The Story Of The Blues: Chedgzoy’s Game-Changing Corner

New for 2022/23, The Story Of The Blues is a weekly feature taking a closer look at a significant or quirky aspect of Everton’s rich history.

Sam Chedgzoy enjoyed an incredible 16-year career with Everton as an ‘inside-right’ (the equivalent of a right winger in the modern day) between 1910 and 1926, winning one league title and representing England during his time with the Blues.

He cemented his place in Club folklore with an unforgettable moment during a clash with Arsenal at Goodison Park in November 1924.

It began when the sports editor of the Liverpool Echo at the time — a man named Ernest Edwards — had his interest piqued by a recent rule change that permitted players to score directly from corners.

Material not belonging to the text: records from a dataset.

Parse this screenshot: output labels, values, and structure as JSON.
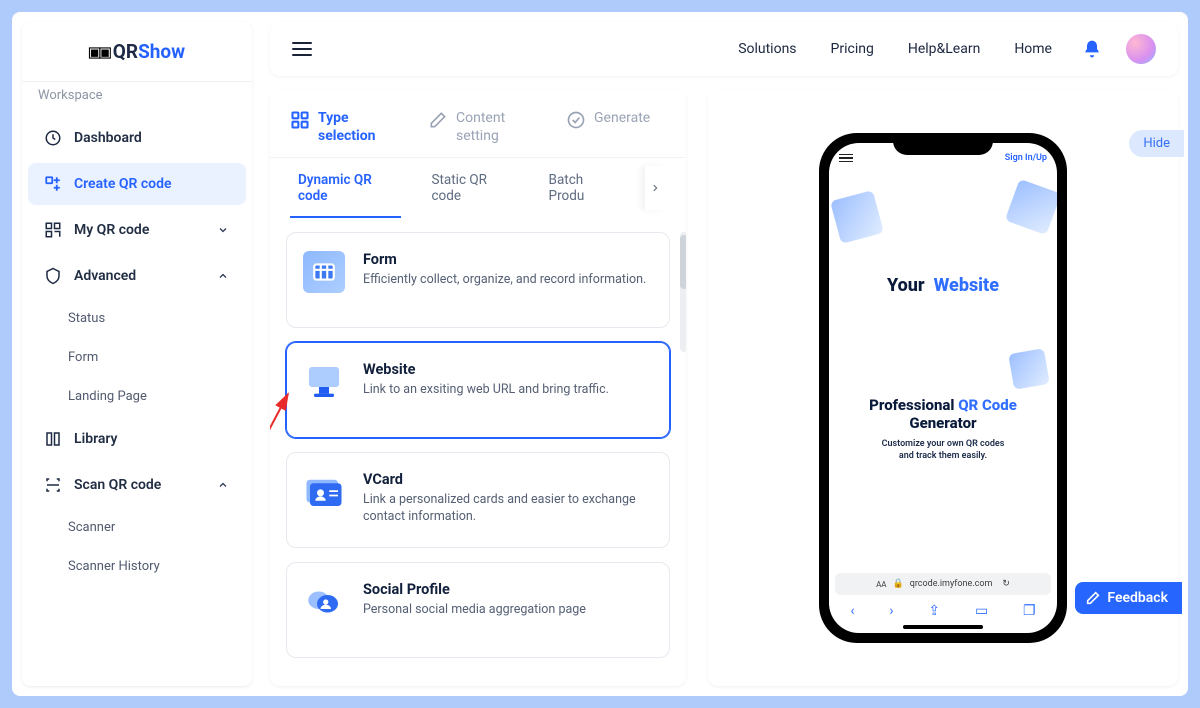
{
  "logo": {
    "prefix": "QR",
    "suffix": "Show"
  },
  "workspace_label": "Workspace",
  "sidebar": {
    "dashboard": "Dashboard",
    "create": "Create QR code",
    "myqr": "My QR code",
    "advanced": "Advanced",
    "advanced_children": {
      "status": "Status",
      "form": "Form",
      "landing": "Landing Page"
    },
    "library": "Library",
    "scan": "Scan QR code",
    "scan_children": {
      "scanner": "Scanner",
      "history": "Scanner History"
    }
  },
  "header": {
    "links": {
      "solutions": "Solutions",
      "pricing": "Pricing",
      "help": "Help&Learn",
      "home": "Home"
    }
  },
  "steps": {
    "type": "Type selection",
    "content": "Content setting",
    "generate": "Generate"
  },
  "tabs": {
    "dynamic": "Dynamic QR code",
    "static": "Static QR code",
    "batch": "Batch Produ"
  },
  "cards": {
    "form": {
      "title": "Form",
      "desc": "Efficiently collect, organize, and record information."
    },
    "website": {
      "title": "Website",
      "desc": "Link to an exsiting web URL and bring traffic."
    },
    "vcard": {
      "title": "VCard",
      "desc": "Link a personalized cards and easier to exchange contact information."
    },
    "social": {
      "title": "Social Profile",
      "desc": "Personal social media aggregation page"
    }
  },
  "preview": {
    "hide": "Hide",
    "signin": "Sign In/Up",
    "your": "Your",
    "website": "Website",
    "headline1": "Professional ",
    "headline2": "QR Code",
    "headline3": "Generator",
    "sub1": "Customize your own QR codes",
    "sub2": "and track them easily.",
    "url": "qrcode.imyfone.com"
  },
  "feedback": "Feedback"
}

The laws, however, did not stipulate how many touches were allowed by the taker, so, Edwards turned to Chedgzoy to put it to the test.

The local journalist was said to have offered the Ellesmore Port-born attacker a sum of £2 to take part in his experiment.

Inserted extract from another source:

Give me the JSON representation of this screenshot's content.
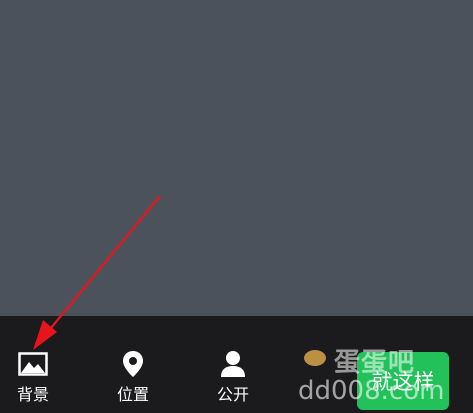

Chedgzoy obliged and, when Everton won a corner, he opted to dribble the ball into the penalty before firing a shot past the Arsenal goalkeeper and into the net.

It was a moment that staggered everyone in attendance. 

The referee immediately disallowed the effort, despite Chedgzoy’s protests that there was nothing in the rules against it.

That decision would prove costly, too, as the Toffees lost the match 3-2.

Forced to act, the FA subsequently clarified the ruling to give us the one we have today that states another player must make contact with the ball before the corner-taker can touch it again.